Koike often referred to Mt. Rainier as “the holy mountain.” He explained, “When I go out for my photographic trips, I see the mountain from anywhere in the vicinity of the city of Seattle. The snow cap is similar in the form to our holy Mount Fuji, so we Japanese often call it Tacoma Fuji.” This reverence was clear in his writing about a severe storm he encountered while resting at 10,000 feet. He came out of his tent and “looking back, there stood the holy peak of Mt Rainier…just before our face there was a sea of clouds, the top of the Tatoosh Range appearing and disappearing like sunken rocks amidst dashing waves.”

As the photos collected here illustrate, Koike was not alone in finding inspiration and joy on the rocky slopes of Mt. Rainier.

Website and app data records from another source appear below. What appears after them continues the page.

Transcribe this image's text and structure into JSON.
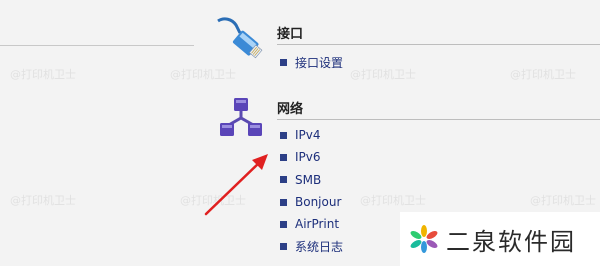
{
  "interface_section": {
    "title": "接口",
    "icon": "cable-icon",
    "items": [
      {
        "label": "接口设置"
      }
    ]
  },
  "network_section": {
    "title": "网络",
    "icon": "network-icon",
    "items": [
      {
        "label": "IPv4"
      },
      {
        "label": "IPv6"
      },
      {
        "label": "SMB"
      },
      {
        "label": "Bonjour"
      },
      {
        "label": "AirPrint"
      },
      {
        "label": "系统日志"
      }
    ]
  },
  "watermark": {
    "text": "@打印机卫士"
  },
  "brand": {
    "text": "二泉软件园"
  },
  "colors": {
    "link": "#1d2f7b",
    "bullet": "#2c3f86",
    "arrow": "#e02020",
    "background": "#f3f3f3"
  }
}
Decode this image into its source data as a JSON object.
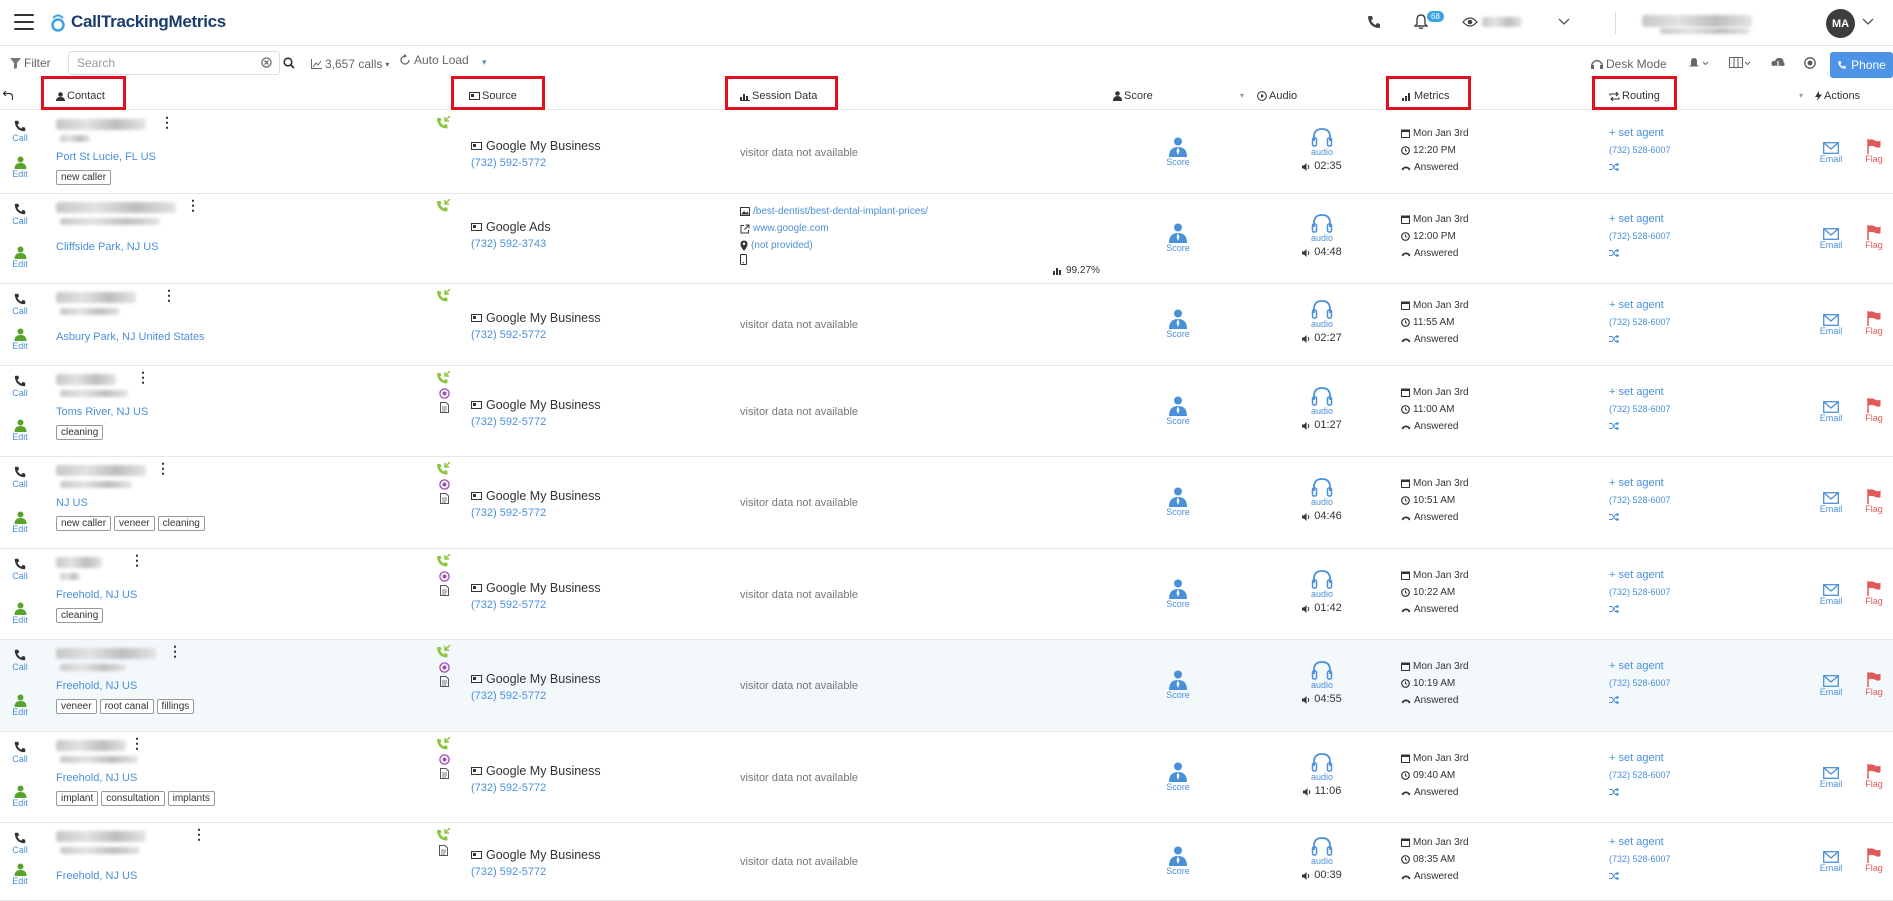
{
  "app": {
    "name": "CallTrackingMetrics",
    "notification_count": "68",
    "avatar_initials": "MA",
    "accent_color": "#4a90d9",
    "highlight_color": "#e0101c"
  },
  "toolbar": {
    "filter_label": "Filter",
    "search_placeholder": "Search",
    "calls_count": "3,657 calls",
    "auto_load_label": "Auto Load",
    "desk_mode_label": "Desk Mode",
    "phone_label": "Phone"
  },
  "columns": {
    "contact": "Contact",
    "source": "Source",
    "session_data": "Session Data",
    "score": "Score",
    "audio": "Audio",
    "metrics": "Metrics",
    "routing": "Routing",
    "actions": "Actions"
  },
  "labels": {
    "call": "Call",
    "edit": "Edit",
    "score": "Score",
    "audio": "audio",
    "email": "Email",
    "flag": "Flag",
    "set_agent": "set agent",
    "visitor_na": "visitor data not available"
  },
  "calls": [
    {
      "location": "Port St Lucie, FL US",
      "tags": [
        "new caller"
      ],
      "source": "Google My Business",
      "tracking_number": "(732) 592-5772",
      "date": "Mon Jan 3rd",
      "time": "12:20 PM",
      "status": "Answered",
      "duration": "02:35",
      "routing_number": "(732) 528-6007",
      "session": null
    },
    {
      "location": "Cliffside Park, NJ US",
      "tags": [],
      "source": "Google Ads",
      "tracking_number": "(732) 592-3743",
      "date": "Mon Jan 3rd",
      "time": "12:00 PM",
      "status": "Answered",
      "duration": "04:48",
      "routing_number": "(732) 528-6007",
      "session": {
        "page": "/best-dentist/best-dental-implant-prices/",
        "referrer": "www.google.com",
        "keyword": "(not provided)",
        "percent": "99.27%"
      }
    },
    {
      "location": "Asbury Park, NJ United States",
      "tags": [],
      "source": "Google My Business",
      "tracking_number": "(732) 592-5772",
      "date": "Mon Jan 3rd",
      "time": "11:55 AM",
      "status": "Answered",
      "duration": "02:27",
      "routing_number": "(732) 528-6007",
      "session": null
    },
    {
      "location": "Toms River, NJ US",
      "tags": [
        "cleaning"
      ],
      "source": "Google My Business",
      "tracking_number": "(732) 592-5772",
      "date": "Mon Jan 3rd",
      "time": "11:00 AM",
      "status": "Answered",
      "duration": "01:27",
      "routing_number": "(732) 528-6007",
      "session": null
    },
    {
      "location": "NJ US",
      "tags": [
        "new caller",
        "veneer",
        "cleaning"
      ],
      "source": "Google My Business",
      "tracking_number": "(732) 592-5772",
      "date": "Mon Jan 3rd",
      "time": "10:51 AM",
      "status": "Answered",
      "duration": "04:46",
      "routing_number": "(732) 528-6007",
      "session": null
    },
    {
      "location": "Freehold, NJ US",
      "tags": [
        "cleaning"
      ],
      "source": "Google My Business",
      "tracking_number": "(732) 592-5772",
      "date": "Mon Jan 3rd",
      "time": "10:22 AM",
      "status": "Answered",
      "duration": "01:42",
      "routing_number": "(732) 528-6007",
      "session": null
    },
    {
      "location": "Freehold, NJ US",
      "tags": [
        "veneer",
        "root canal",
        "fillings"
      ],
      "source": "Google My Business",
      "tracking_number": "(732) 592-5772",
      "date": "Mon Jan 3rd",
      "time": "10:19 AM",
      "status": "Answered",
      "duration": "04:55",
      "routing_number": "(732) 528-6007",
      "session": null
    },
    {
      "location": "Freehold, NJ US",
      "tags": [
        "implant",
        "consultation",
        "implants"
      ],
      "source": "Google My Business",
      "tracking_number": "(732) 592-5772",
      "date": "Mon Jan 3rd",
      "time": "09:40 AM",
      "status": "Answered",
      "duration": "11:06",
      "routing_number": "(732) 528-6007",
      "session": null
    },
    {
      "location": "Freehold, NJ US",
      "tags": [],
      "source": "Google My Business",
      "tracking_number": "(732) 592-5772",
      "date": "Mon Jan 3rd",
      "time": "08:35 AM",
      "status": "Answered",
      "duration": "00:39",
      "routing_number": "(732) 528-6007",
      "session": null
    }
  ]
}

The Young People’s Club, or Seinenkai, brought together people in their twenties from North Seattle for social, cultural, and recreational activities, such as this one to Mt. Rainier. (L to R): Kiyoshi Tada, Alice Funai, Tak Nakawatase, Lily Yasui, Ko Abe, Mich Shimomura, Tadashi Kumagai, Stamy Kumagai, Hiroshi Yahagi, Kaz Tada. Courtesy of the Tanagis Family Collection.
Willie Maebori and Frank Natsuhara taking photos at Mount Rainier National Park, 1930s. Courtesy of Natsuhara Family Collection.
Mrs. Terada and her grandchildren at Sunrise, Mount Rainier National Park, 1930s. Courtesy of Natsuhara Family Collection.
Caption from photo album: “1940 / Snow / Mr. Hikida / Pearl Hikida / Rosie Terashima / Sis and Mrs. Hikida / at Mt. Rainier Washington,” courtesy of the Umeyo Sakagami Collection.
Mimbu family outing to Mt. Rainier, 1930. Courtesy of the Ouchi Family Collection.
Toyo Mimbu, Kan Maeda, and Frank Ouchi enjoy an outing to Mt. Rainier, c. 1927-28. Courtesy of the Ouchi Family Collection.
Couple on Mt. Rainier, c. 1940s. Courtesy of the Umeyo Sakagami Collection.
Kinnosuke Yanagihara hiking Mt. Rainier, c. 1930s. Courtesy of the Yanagihara Collection.
Kinnosuke Yanagihara and a friend at the entrance to Mt. Rainier National Park, c. 1930s. Courtesy of the Yanagihara Collection.
Hikers on Mt. Rainier, c. 1920s-30s. Courtesy of Eiichi Yamashita Collection.
Photographer on Mt. Rainier, July 27, 1930. Courtesy of the Ouchi Family Collection.
Group outing to Mt. Rainier. Toyo & Teruzo Mimbu, Kan Maeda, c. 1927-28. Courtesy of the Ouchi Family Collection.
Mt. Rainier outing organized by the Seinenkai, or Young People’s Club. (L to R): Tak Nakawatase, Lily Yasui, Ko Abe, Tadashi Kumagai. Courtesy of the Tanagi Family Collection.
Issei hiking on Mt. Rainier, July 27, 1930. Courtesy of the Ouchi Family Collection.

Mimbu, Ouchi, Maeda family outing to Mt. Rainier, c. 1927-28. Courtesy of the Ouchi Family Collection.
Masaharu Kuroiwa of Boy Scout Troop 55 cooking a meal during an excursion to Mount Rainier, c. 1930. Courtesy of the Mitsuoka Family Collection.
Toyo Mimbu, Frank Ouchi hiking Mt. Rainier, c. 1920s. Courtesy of the Ouchi Family Collection.

By Natasha Varner, Densho Communications and Public Engagement Director

Header photo: Two Issei men near Gibraltar Rock on Mt. Rainier, August 1920. Courtesy of the Tamura Family Collection.